If you’re a developer of .NET supporting enterprise apps developed in the .NET framework, you should know how the .NET 5 would impact your current enterprise app. Moving forward, there will be only one .NET to target macOS, Windows, Linux, iOS, Android, and more. Along with the release, there are new .NET APIs, language features, and runtime capabilities. The look and feel of the code and project files in .NET 5 would be the same, regardless of the type of app being created.
.NET is an open source software framework for building cross-platform applications on Linux, Windows, and macOS. Ubuntu on WSL allows you to build and test applications for Ubuntu and Windows simultaneously. What happens when we mix these together? This blog will demonstrate how to install a .NET development stack on WSL, build a simple OS-aware application, and then test it on both Linux and Windows.
When applications are deployed in the production environment, developers expect them to work smoothly without any performance issues. However, applications often experience unexpected bottlenecks, making it crucial to monitor applications. One of the simplest ways to monitor a C# application is to emit, save, and index log data for search, analysis, and troubleshooting. We’ll discuss how you can monitor your applications while making the most of C# logging.
We recently needed to parse and modify some query strings while building Request Metrics.
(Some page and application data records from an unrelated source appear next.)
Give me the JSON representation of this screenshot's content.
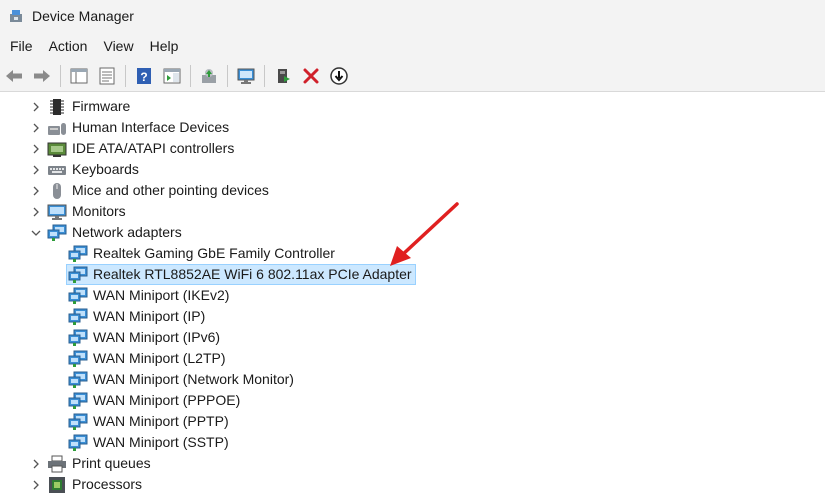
{
  "window": {
    "title": "Device Manager"
  },
  "menu": {
    "items": [
      "File",
      "Action",
      "View",
      "Help"
    ]
  },
  "toolbar": {
    "icons": [
      "back-icon",
      "forward-icon",
      "show-hide-tree-icon",
      "properties-icon",
      "help-icon",
      "action-pane-icon",
      "update-driver-icon",
      "scan-hardware-icon",
      "enable-device-icon",
      "uninstall-icon",
      "disable-device-icon"
    ]
  },
  "tree": {
    "categories_before": [
      {
        "label": "Firmware",
        "icon": "chip-icon"
      },
      {
        "label": "Human Interface Devices",
        "icon": "hid-icon"
      },
      {
        "label": "IDE ATA/ATAPI controllers",
        "icon": "ide-icon"
      },
      {
        "label": "Keyboards",
        "icon": "keyboard-icon"
      },
      {
        "label": "Mice and other pointing devices",
        "icon": "mouse-icon"
      },
      {
        "label": "Monitors",
        "icon": "monitor-icon"
      }
    ],
    "expanded": {
      "label": "Network adapters",
      "icon": "network-adapter-icon",
      "children": [
        "Realtek Gaming GbE Family Controller",
        "Realtek RTL8852AE WiFi 6 802.11ax PCIe Adapter",
        "WAN Miniport (IKEv2)",
        "WAN Miniport (IP)",
        "WAN Miniport (IPv6)",
        "WAN Miniport (L2TP)",
        "WAN Miniport (Network Monitor)",
        "WAN Miniport (PPPOE)",
        "WAN Miniport (PPTP)",
        "WAN Miniport (SSTP)"
      ],
      "selected_index": 1
    },
    "categories_after": [
      {
        "label": "Print queues",
        "icon": "printer-icon"
      },
      {
        "label": "Processors",
        "icon": "processor-icon"
      }
    ]
  },
  "colors": {
    "selection_bg": "#cce8ff",
    "selection_border": "#99d1ff",
    "arrow": "#e02020"
  }
}
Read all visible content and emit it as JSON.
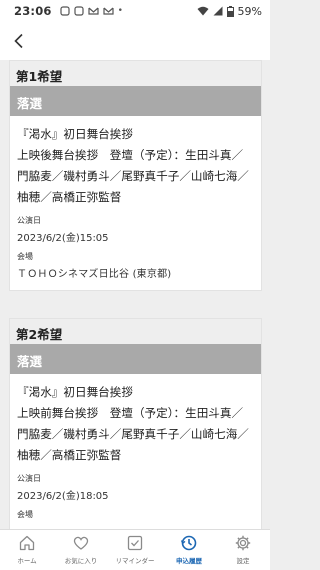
{
  "status_bar": {
    "time": "23:06",
    "battery": "59%"
  },
  "entries": [
    {
      "heading": "第1希望",
      "result": "落選",
      "title_line1": "『渇水』初日舞台挨拶",
      "title_line2": "上映後舞台挨拶　登壇（予定）：生田斗真／門脇麦／磯村勇斗／尾野真千子／山崎七海／柚穂／高橋正弥監督",
      "date_label": "公演日",
      "date_value": "2023/6/2(金)15:05",
      "venue_label": "会場",
      "venue_value": "ＴＯＨＯシネマズ日比谷 (東京都)"
    },
    {
      "heading": "第2希望",
      "result": "落選",
      "title_line1": "『渇水』初日舞台挨拶",
      "title_line2": "上映前舞台挨拶　登壇（予定）：生田斗真／門脇麦／磯村勇斗／尾野真千子／山崎七海／柚穂／高橋正弥監督",
      "date_label": "公演日",
      "date_value": "2023/6/2(金)18:05",
      "venue_label": "会場"
    }
  ],
  "tabs": [
    {
      "label": "ホーム",
      "icon": "home-icon"
    },
    {
      "label": "お気に入り",
      "icon": "heart-icon"
    },
    {
      "label": "リマインダー",
      "icon": "reminder-icon"
    },
    {
      "label": "申込履歴",
      "icon": "history-icon"
    },
    {
      "label": "設定",
      "icon": "gear-icon"
    }
  ],
  "colors": {
    "accent": "#1c67b3",
    "result_bg": "#a9a9a9"
  }
}
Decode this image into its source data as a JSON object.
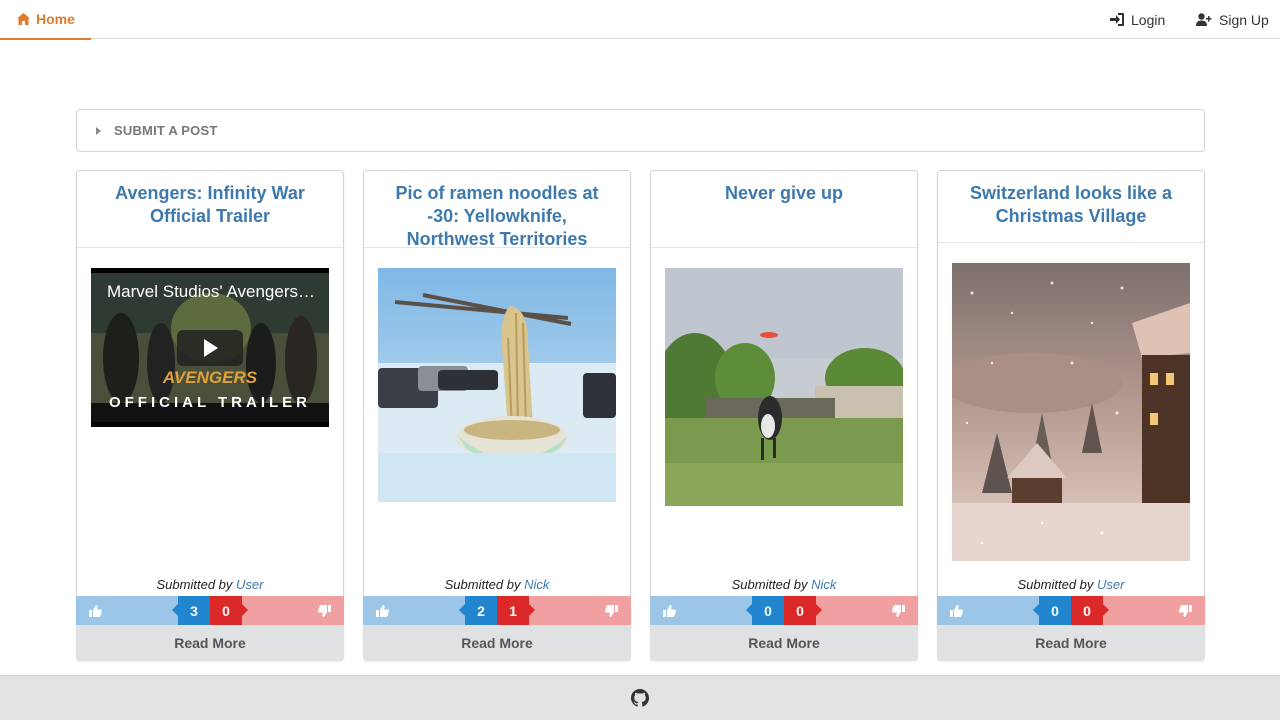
{
  "nav": {
    "home": "Home",
    "login": "Login",
    "signup": "Sign Up"
  },
  "submit": {
    "label": "SUBMIT A POST"
  },
  "posts": [
    {
      "title": "Avengers: Infinity War Official Trailer",
      "video_title": "Marvel Studios' Avengers: Infinity War Official Trailer",
      "video_logo": "AVENGERS",
      "video_caption": "OFFICIAL TRAILER",
      "submitted_prefix": "Submitted by",
      "author": "User",
      "up": "3",
      "down": "0",
      "read_more": "Read More"
    },
    {
      "title": "Pic of ramen noodles at -30: Yellowknife, Northwest Territories",
      "submitted_prefix": "Submitted by",
      "author": "Nick",
      "up": "2",
      "down": "1",
      "read_more": "Read More"
    },
    {
      "title": "Never give up",
      "submitted_prefix": "Submitted by",
      "author": "Nick",
      "up": "0",
      "down": "0",
      "read_more": "Read More"
    },
    {
      "title": "Switzerland looks like a Christmas Village",
      "submitted_prefix": "Submitted by",
      "author": "User",
      "up": "0",
      "down": "0",
      "read_more": "Read More"
    }
  ],
  "colors": {
    "accent": "#e07a2e",
    "link": "#3d79ad",
    "upvote": "#2185d0",
    "downvote": "#db2828"
  },
  "icons": [
    "home-icon",
    "sign-in-icon",
    "add-user-icon",
    "caret-right-icon",
    "thumbs-up-icon",
    "thumbs-down-icon",
    "github-icon",
    "play-icon"
  ]
}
Query string parsing has never been pleasant in .NET, has it improved in .NET Core? We were familiar with HttpUtility.ParseQueryString() for the task, but that API has a major landmine. With the release of .NET Core, Microsoft took another swing at it. We figured we’d try the new way and see how they did! If you want the fully uncensored version, check out the video above.
Rostyslav Kosmirak is a .NET developer from Ivano-Frankivsk, Ukraine using Rider and Visual Studio IDE. Kosmirak was not looking for a Dynamic Code Profiler when he came across Prefix. Kosmirak explains that initially he was searching through Google for a log management system when he stumbled on Prefix. Upon downloading, Kosmirak discovered hidden performance problems in his code before they manifested to actual performance problems.
“Object Reference Not Set to an instance of an object.” Cast the first stone those who never struggled with this error message when they were a beginner C#/.NET programmer. This infamous and dreaded error message happens when you get a NullReferenceException. This exception is thrown when you try to access a member—for instance, a method or a property—on a variable that currently holds a null reference. But what is a null reference?
Welcome to Stackify’s guide to C# exception handling. Why is this topic so important? In modern languages like C#, “problems” are typically modeled using exceptions. Jeff Atwood (of StackOverflow fame) once called exceptions “the bread and butter of modern programming languages.” That should give you an idea of how important this construct is.